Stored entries
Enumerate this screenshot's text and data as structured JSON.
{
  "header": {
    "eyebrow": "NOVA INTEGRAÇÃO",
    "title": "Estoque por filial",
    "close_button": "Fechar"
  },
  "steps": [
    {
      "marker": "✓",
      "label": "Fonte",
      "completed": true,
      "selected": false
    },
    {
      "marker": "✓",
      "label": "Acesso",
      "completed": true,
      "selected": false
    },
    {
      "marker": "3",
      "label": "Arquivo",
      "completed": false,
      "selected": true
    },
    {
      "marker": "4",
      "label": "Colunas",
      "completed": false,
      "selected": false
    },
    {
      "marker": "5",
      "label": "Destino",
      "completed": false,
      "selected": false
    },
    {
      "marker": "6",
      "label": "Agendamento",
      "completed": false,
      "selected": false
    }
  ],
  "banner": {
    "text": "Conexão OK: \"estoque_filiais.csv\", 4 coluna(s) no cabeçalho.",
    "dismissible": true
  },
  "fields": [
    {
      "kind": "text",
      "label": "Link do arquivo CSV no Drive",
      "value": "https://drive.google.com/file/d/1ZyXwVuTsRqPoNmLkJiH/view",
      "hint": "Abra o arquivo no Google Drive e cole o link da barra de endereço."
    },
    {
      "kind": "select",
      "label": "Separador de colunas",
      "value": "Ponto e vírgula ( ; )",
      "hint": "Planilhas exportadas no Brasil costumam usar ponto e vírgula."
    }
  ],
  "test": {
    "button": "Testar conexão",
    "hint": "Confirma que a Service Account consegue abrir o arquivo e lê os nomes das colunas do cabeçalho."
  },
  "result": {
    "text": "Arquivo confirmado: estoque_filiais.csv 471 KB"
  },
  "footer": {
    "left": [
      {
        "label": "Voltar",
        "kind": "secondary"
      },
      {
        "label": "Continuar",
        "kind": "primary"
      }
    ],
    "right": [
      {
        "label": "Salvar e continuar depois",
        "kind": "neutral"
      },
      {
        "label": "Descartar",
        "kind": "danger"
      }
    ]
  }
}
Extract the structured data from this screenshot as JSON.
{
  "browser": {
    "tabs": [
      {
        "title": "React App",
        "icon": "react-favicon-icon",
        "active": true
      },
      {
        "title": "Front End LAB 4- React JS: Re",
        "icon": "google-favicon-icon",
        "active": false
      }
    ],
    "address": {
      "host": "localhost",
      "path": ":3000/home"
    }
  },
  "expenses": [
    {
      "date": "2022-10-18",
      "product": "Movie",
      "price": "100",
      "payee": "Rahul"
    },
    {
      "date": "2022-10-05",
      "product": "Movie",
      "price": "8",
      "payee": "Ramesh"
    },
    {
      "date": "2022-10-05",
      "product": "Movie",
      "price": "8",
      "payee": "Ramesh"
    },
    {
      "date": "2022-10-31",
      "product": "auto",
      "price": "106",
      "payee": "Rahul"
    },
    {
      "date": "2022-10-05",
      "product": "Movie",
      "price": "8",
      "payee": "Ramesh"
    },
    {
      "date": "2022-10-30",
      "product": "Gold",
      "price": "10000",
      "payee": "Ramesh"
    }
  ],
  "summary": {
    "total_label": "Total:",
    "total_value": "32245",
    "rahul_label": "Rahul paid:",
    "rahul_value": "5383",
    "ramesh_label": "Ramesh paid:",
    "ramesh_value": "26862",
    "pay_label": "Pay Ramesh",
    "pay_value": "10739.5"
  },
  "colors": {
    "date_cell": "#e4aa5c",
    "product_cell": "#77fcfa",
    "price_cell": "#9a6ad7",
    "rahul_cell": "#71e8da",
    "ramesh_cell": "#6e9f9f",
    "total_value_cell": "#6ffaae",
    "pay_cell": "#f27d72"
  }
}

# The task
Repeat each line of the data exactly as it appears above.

# Answer
Enumerate this screenshot's text and data as structured JSON.
{
  "header": {
    "eyebrow": "NOVA INTEGRAÇÃO",
    "title": "Estoque por filial",
    "close_button": "Fechar"
  },
  "steps": [
    {
      "marker": "✓",
      "label": "Fonte",
      "completed": true,
      "selected": false
    },
    {
      "marker": "✓",
      "label": "Acesso",
      "completed": true,
      "selected": false
    },
    {
      "marker": "3",
      "label": "Arquivo",
      "completed": false,
      "selected": true
    },
    {
      "marker": "4",
      "label": "Colunas",
      "completed": false,
      "selected": false
    },
    {
      "marker": "5",
      "label": "Destino",
      "completed": false,
      "selected": false
    },
    {
      "marker": "6",
      "label": "Agendamento",
      "completed": false,
      "selected": false
    }
  ],
  "banner": {
    "text": "Conexão OK: \"estoque_filiais.csv\", 4 coluna(s) no cabeçalho.",
    "dismissible": true
  },
  "fields": [
    {
      "kind": "text",
      "label": "Link do arquivo CSV no Drive",
      "value": "https://drive.google.com/file/d/1ZyXwVuTsRqPoNmLkJiH/view",
      "hint": "Abra o arquivo no Google Drive e cole o link da barra de endereço."
    },
    {
      "kind": "select",
      "label": "Separador de colunas",
      "value": "Ponto e vírgula ( ; )",
      "hint": "Planilhas exportadas no Brasil costumam usar ponto e vírgula."
    }
  ],
  "test": {
    "button": "Testar conexão",
    "hint": "Confirma que a Service Account consegue abrir o arquivo e lê os nomes das colunas do cabeçalho."
  },
  "result": {
    "text": "Arquivo confirmado: estoque_filiais.csv 471 KB"
  },
  "footer": {
    "left": [
      {
        "label": "Voltar",
        "kind": "secondary"
      },
      {
        "label": "Continuar",
        "kind": "primary"
      }
    ],
    "right": [
      {
        "label": "Salvar e continuar depois",
        "kind": "neutral"
      },
      {
        "label": "Descartar",
        "kind": "danger"
      }
    ]
  }
}
Extract the structured data from this screenshot as JSON.
{
  "browser": {
    "tabs": [
      {
        "title": "React App",
        "icon": "react-favicon-icon",
        "active": true
      },
      {
        "title": "Front End LAB 4- React JS: Re",
        "icon": "google-favicon-icon",
        "active": false
      }
    ],
    "address": {
      "host": "localhost",
      "path": ":3000/home"
    }
  },
  "expenses": [
    {
      "date": "2022-10-18",
      "product": "Movie",
      "price": "100",
      "payee": "Rahul"
    },
    {
      "date": "2022-10-05",
      "product": "Movie",
      "price": "8",
      "payee": "Ramesh"
    },
    {
      "date": "2022-10-05",
      "product": "Movie",
      "price": "8",
      "payee": "Ramesh"
    },
    {
      "date": "2022-10-31",
      "product": "auto",
      "price": "106",
      "payee": "Rahul"
    },
    {
      "date": "2022-10-05",
      "product": "Movie",
      "price": "8",
      "payee": "Ramesh"
    },
    {
      "date": "2022-10-30",
      "product": "Gold",
      "price": "10000",
      "payee": "Ramesh"
    }
  ],
  "summary": {
    "total_label": "Total:",
    "total_value": "32245",
    "rahul_label": "Rahul paid:",
    "rahul_value": "5383",
    "ramesh_label": "Ramesh paid:",
    "ramesh_value": "26862",
    "pay_label": "Pay Ramesh",
    "pay_value": "10739.5"
  },
  "colors": {
    "date_cell": "#e4aa5c",
    "product_cell": "#77fcfa",
    "price_cell": "#9a6ad7",
    "rahul_cell": "#71e8da",
    "ramesh_cell": "#6e9f9f",
    "total_value_cell": "#6ffaae",
    "pay_cell": "#f27d72"
  }
}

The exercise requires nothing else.